The Catholic Charities organizations in the Rockford, Joliet, and Peoria dioceses have announced that they will stop certifying foster and adoptive parents because of a new Illinois law granting equal rights to gay and lesbian couples. Excellent!
The practice of giving not only public money but public authority to religious groups far pre-dates George W. Bush’s efforts to use your dollars to pay off his fundamentalist pastor friends though the “faith-based initiative” racket. Most of the people helped by the network of organizations known as “Catholic Charities” think their gratitude is due to the Catholic Church; in fact, two-thirds of the actual money comes from public funds.
That’s bad enough, given the openly partisan stance of the contemporary Catholic church and its ongoing campaign to deny equal rights to gays and lesbians. What’s worse is that Catholic Charities, and parallel organizations organized by other denominations, continue to dominate the business of adoption and foster care, wielding by delegation the state’s power to determine who may care for children whose parents can’t.

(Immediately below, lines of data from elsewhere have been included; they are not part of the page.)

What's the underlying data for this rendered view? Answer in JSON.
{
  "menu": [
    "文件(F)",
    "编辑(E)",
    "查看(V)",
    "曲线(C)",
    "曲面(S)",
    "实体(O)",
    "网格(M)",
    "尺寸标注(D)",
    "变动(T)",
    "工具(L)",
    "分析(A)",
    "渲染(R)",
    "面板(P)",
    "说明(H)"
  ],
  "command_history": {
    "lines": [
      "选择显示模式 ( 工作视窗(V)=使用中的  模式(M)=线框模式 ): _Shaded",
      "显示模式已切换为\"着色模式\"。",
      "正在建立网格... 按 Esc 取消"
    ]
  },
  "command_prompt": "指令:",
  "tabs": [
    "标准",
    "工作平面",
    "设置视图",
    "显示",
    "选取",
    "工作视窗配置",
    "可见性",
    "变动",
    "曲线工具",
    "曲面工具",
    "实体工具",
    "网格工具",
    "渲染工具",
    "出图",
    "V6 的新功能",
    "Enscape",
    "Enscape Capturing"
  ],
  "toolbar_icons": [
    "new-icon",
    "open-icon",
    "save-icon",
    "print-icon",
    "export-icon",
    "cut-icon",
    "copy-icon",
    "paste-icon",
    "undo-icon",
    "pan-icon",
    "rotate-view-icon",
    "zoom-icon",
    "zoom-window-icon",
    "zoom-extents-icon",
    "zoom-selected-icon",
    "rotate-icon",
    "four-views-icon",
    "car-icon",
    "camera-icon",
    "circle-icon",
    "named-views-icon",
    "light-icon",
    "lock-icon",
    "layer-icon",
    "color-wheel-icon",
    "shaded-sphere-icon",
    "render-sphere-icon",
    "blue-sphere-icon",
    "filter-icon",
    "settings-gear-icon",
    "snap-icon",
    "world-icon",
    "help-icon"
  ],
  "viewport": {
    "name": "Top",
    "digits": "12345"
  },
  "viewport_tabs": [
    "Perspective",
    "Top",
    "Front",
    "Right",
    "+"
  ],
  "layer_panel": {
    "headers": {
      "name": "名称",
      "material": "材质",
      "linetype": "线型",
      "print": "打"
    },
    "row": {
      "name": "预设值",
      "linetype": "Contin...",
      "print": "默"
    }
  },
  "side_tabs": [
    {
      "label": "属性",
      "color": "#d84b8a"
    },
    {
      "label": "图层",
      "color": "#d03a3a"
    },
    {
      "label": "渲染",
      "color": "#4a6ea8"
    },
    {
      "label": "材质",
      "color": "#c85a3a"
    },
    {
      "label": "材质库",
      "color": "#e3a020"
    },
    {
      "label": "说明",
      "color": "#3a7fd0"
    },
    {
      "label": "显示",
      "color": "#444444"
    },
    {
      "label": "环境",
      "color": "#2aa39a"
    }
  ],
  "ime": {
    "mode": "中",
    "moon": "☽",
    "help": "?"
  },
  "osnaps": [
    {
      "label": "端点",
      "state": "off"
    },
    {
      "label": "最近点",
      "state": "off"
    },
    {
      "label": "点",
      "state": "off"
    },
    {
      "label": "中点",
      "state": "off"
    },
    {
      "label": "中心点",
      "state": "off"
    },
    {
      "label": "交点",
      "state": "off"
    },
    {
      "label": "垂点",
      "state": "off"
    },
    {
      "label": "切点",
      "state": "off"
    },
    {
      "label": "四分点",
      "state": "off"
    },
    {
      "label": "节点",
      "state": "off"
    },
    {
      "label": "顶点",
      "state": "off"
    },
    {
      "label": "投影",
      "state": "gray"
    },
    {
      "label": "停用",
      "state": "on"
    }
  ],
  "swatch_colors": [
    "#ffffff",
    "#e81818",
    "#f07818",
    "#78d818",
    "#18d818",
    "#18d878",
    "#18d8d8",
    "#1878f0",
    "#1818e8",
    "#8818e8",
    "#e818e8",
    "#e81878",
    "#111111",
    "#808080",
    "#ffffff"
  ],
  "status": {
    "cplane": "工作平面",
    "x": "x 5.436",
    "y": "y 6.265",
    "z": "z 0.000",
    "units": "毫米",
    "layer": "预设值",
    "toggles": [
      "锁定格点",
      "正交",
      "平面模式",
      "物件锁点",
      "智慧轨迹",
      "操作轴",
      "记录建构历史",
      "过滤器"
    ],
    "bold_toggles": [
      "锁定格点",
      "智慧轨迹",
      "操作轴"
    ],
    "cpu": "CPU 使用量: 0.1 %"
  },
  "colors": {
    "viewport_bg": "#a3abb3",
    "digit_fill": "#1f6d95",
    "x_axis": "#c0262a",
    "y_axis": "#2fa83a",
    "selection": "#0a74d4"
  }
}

The practice is a hold-over from the days when children were considered the property of their parents’ denominations, so that the child of a Protestant couple was a “Protestant” child, and could therefore only be placed in a Protestant home. (Somehow this was never as controversial as the parallel claim that African-American children should be placed with parents of their own race.) Allowing the clergy to license adoptive couples means subjecting prospective adoptive parents to whatever narrow-mindedness the pastors wanted to enforce that week. Catholic Charities allows single parents, but not unmarried couples, to become foster and adoptive parents. That may be good church doctrine, but if there’s any actual evidence that single people outperform unmarried couples in raising children I’m not aware of it, and it seems to me that ought to be the decisive question. At one time Catholic couples practicing any method of birth control other than “Vatican roulette” were also barred, but I think – can’t find a source on it – that rule has been allowed to fall into disuse.
“In-sourcing” this bit of public power to actual public officials, accountable to actual elected legislators and elected chief executives, seems like a long-overdue reform.